A California lawmaker is claiming that police in Santa Ana are playing loud Disney music from their patrol cars during stops in an effort to ensure any video taken of their interactions will be pulled off of the internet due to copyright infringement.
Santa Ana Councilmember Johnathan Ryan Hernandez told the council on Tuesday that he wants lawmakers to ban the practice after a video went viral showing officers blasting the music on a residential street in the city. The officers were investigating a stolen vehicle late at night during the stop.
Mr Hernandez appears in the video talking with a police officer from the Santa Ana Police Department after another resident asked them to stop playing the music.
According to CNN, Disney songs like "You Have a Friend in Me" from Toy Story and "Bruno" from Encanto can be heard in the background of the video. The footage was uploaded to the Santa Ana Audits YouTube channel, which films interactions with the Santa Ana police.
Platforms like YouTube have automated copyright detection software that flags videos with copyrighted content. This prevents video makers from uploading content using media they do not own, regardless of the context of the video, but it does not automatically delete or prevent the videos from being posted. It simply alerts the user that the video contains copyrighted content.
It appears the police are hoping that either YouTube's copyright detection will block the videos or that Disney will file a claim against the videos for copyright infringement, which would force the video owner to contest the claim or remove the video.
Attempts to have the videos taken down do not appear to be effective, as there are no known instances of police encounter footage being content claimed by Disney.
Police departments across the country have been trying to find ways to avoid being filmed by citizens. The efforts began after nationwide protests broke out following the murder of George Floyd by former Minneapolis police officer Derek Chauvin. Mr Floyd's death – and the deaths of numerous other Black men at the hands of police – fueled the backlash against law enforcment.
Mr Hernandez told CNN that the individual filming the video asked the officers multiple times to stop playing the music, and that an officer on scene told him he was playing the music in hopes that it would not be posted due to copyright infringement.
“My people live here brother, please treat them with respect,” Mr Hernandez says in the video. “There’s kids that need to go to school, there’s people that are working, and you chose to use our taxpayer dollars to disrespect the man with your music. That’s childish.”
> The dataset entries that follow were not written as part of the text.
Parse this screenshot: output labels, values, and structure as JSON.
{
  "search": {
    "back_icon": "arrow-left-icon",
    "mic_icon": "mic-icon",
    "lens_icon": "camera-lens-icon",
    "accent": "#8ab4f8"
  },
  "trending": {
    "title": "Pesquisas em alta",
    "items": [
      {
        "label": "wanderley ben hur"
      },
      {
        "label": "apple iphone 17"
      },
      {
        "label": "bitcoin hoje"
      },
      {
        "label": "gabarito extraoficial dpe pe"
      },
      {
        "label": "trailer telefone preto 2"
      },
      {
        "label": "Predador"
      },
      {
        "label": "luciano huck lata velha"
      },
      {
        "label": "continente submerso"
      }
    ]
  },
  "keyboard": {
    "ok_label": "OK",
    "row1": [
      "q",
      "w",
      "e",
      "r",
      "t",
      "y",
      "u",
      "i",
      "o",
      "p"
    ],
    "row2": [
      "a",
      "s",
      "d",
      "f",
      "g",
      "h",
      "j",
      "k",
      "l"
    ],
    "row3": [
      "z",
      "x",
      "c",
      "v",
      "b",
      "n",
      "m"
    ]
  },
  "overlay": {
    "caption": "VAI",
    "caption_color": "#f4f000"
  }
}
The officer eventually says he recognises Mr Hernandez as a city councilmember and apologises.
“This is my district. You’re not going to conduct yourselves like that in front of my neighbors,” Mr Hernandez says, telling the officer to apologise to the person taking the video. “Now get back in your car and do your job properly.”
The officer apologised again.
During the council meeting, Mr Hernandez called the practice "unethical" and one that they "can't condone."
“There is no reasoning to ever behave this way with members of the public, especially if you are an officer with a badge and a gun," he said.